= Beginning of Section =
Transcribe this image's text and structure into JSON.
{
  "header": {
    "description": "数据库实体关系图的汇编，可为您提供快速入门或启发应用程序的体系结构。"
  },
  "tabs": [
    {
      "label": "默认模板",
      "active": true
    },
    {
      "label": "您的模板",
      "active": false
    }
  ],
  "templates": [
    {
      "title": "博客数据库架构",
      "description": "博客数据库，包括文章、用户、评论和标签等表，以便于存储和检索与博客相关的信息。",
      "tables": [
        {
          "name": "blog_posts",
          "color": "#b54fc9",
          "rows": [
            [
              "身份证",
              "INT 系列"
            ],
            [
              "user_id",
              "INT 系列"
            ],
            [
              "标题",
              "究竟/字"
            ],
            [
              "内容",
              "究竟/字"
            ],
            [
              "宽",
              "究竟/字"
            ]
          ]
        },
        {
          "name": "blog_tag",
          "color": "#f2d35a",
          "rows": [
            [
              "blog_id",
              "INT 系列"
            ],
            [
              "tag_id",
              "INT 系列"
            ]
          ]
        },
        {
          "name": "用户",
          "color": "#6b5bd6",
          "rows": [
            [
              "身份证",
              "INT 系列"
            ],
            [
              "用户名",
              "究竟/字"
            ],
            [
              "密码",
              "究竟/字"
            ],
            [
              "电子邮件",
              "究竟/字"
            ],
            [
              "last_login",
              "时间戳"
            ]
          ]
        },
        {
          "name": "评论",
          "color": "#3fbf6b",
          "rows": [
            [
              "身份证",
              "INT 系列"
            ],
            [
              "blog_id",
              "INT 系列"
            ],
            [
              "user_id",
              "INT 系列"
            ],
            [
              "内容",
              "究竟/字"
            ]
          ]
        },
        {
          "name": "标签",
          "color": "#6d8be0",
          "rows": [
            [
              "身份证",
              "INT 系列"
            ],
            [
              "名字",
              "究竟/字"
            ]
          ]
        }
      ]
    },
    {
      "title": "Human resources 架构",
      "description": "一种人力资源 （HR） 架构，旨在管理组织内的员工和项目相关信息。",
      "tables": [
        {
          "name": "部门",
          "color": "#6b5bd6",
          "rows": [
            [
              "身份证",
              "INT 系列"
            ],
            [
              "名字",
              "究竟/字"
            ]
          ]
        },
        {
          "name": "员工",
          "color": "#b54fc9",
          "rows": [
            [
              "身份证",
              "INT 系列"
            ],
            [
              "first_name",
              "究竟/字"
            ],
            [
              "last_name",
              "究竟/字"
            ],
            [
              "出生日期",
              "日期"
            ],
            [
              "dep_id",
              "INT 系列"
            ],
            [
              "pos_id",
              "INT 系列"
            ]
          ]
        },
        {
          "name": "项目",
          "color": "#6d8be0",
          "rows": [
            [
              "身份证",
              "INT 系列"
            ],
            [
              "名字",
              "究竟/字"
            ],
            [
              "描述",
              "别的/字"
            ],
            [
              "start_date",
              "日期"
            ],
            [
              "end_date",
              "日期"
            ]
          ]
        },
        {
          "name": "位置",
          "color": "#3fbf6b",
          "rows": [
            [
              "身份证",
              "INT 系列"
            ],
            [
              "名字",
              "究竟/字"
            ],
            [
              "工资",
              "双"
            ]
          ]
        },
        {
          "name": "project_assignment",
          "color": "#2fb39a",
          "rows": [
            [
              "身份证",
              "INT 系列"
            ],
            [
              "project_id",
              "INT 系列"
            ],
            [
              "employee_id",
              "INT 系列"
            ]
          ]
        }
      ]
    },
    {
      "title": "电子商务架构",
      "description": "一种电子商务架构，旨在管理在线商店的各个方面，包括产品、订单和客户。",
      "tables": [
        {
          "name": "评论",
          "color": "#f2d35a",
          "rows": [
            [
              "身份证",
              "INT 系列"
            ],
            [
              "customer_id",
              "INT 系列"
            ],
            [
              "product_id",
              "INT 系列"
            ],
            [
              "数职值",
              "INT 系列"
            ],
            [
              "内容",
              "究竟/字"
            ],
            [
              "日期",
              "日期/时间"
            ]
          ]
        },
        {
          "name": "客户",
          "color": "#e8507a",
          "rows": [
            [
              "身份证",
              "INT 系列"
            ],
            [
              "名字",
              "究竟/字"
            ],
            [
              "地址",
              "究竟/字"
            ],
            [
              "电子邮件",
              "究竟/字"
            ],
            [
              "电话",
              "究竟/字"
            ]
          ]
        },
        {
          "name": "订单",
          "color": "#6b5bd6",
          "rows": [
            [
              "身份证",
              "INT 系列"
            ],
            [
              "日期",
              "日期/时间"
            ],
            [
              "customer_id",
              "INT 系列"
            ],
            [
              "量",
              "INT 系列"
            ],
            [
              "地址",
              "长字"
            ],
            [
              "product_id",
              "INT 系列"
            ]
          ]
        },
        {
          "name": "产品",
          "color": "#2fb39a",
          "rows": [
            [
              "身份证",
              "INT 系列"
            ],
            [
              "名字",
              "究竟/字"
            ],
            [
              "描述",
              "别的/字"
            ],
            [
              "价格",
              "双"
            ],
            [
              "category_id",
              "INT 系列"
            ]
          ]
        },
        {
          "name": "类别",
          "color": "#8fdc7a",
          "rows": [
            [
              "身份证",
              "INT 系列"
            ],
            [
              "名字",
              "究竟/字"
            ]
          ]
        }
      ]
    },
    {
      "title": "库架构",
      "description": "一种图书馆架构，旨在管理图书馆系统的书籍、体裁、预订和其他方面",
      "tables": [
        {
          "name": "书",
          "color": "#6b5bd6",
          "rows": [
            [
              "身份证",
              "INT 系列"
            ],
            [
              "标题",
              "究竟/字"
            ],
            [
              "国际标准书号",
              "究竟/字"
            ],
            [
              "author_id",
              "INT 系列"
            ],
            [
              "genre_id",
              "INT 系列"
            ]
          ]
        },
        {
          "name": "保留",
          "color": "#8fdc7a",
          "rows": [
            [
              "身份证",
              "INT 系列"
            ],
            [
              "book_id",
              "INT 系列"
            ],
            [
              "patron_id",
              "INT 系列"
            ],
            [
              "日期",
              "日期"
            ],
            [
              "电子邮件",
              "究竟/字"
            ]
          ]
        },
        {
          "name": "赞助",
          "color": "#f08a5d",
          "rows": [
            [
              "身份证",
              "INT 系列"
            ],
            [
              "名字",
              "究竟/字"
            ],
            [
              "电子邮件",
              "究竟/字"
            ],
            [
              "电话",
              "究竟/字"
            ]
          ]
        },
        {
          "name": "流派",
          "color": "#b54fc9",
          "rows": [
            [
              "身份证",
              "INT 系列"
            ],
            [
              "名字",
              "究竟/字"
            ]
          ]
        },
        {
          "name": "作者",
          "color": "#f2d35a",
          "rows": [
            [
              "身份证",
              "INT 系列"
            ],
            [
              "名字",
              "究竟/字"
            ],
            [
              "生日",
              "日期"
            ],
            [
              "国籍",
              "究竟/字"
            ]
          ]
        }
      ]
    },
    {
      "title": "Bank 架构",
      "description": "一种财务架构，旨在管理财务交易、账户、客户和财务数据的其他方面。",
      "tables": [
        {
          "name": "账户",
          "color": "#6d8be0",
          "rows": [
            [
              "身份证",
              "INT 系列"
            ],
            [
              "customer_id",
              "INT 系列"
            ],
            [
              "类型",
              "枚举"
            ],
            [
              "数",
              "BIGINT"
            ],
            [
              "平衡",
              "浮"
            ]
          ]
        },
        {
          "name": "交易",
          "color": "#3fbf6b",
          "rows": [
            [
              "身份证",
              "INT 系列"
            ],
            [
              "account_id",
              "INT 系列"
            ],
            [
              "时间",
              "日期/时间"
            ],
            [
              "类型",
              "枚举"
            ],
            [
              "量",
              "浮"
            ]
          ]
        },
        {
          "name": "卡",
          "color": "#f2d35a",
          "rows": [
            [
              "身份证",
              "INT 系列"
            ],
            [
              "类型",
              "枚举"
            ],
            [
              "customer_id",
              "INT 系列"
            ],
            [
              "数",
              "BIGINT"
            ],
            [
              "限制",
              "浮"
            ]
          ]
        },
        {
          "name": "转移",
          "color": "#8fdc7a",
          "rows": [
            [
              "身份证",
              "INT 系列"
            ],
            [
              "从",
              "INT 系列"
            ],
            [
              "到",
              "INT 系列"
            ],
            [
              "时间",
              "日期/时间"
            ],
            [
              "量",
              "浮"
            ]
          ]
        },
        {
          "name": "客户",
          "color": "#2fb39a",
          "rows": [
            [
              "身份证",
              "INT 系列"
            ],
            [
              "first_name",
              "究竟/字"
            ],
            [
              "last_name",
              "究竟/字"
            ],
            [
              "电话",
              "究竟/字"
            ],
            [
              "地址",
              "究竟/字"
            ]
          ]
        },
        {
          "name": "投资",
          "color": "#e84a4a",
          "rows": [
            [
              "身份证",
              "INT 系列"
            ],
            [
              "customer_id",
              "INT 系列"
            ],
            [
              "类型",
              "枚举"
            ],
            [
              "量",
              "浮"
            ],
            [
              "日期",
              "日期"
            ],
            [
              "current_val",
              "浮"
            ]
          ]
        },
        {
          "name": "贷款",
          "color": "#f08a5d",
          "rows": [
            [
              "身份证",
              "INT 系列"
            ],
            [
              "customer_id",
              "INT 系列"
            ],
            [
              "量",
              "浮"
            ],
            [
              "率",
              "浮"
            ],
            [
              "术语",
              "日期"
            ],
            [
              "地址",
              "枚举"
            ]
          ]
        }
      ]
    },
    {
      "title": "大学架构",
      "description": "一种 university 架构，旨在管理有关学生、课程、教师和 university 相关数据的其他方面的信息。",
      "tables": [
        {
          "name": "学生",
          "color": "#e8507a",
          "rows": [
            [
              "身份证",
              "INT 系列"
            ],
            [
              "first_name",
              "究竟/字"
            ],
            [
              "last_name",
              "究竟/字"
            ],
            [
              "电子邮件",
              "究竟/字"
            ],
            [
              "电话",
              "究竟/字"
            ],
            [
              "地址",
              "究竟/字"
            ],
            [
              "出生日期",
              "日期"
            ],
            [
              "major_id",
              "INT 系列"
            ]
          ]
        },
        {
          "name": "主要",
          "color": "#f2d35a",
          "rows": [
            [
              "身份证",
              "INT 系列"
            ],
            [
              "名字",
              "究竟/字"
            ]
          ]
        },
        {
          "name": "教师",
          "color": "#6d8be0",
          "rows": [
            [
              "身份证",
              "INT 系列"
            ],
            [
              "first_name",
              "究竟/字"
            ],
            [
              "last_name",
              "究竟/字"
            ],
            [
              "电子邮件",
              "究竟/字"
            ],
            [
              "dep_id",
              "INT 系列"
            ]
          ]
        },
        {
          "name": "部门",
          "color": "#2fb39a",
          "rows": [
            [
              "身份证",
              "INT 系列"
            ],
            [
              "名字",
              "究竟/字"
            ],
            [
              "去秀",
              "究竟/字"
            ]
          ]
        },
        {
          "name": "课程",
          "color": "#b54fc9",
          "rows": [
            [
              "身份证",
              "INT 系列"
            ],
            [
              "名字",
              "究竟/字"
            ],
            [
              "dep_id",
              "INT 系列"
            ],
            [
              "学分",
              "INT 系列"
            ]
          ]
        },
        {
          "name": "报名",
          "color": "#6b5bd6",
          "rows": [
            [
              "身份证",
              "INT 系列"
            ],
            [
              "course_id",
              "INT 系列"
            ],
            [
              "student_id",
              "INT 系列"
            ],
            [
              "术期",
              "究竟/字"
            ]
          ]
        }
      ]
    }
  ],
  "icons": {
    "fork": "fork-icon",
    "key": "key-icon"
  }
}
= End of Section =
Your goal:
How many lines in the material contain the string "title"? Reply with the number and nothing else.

Answer for the task:
6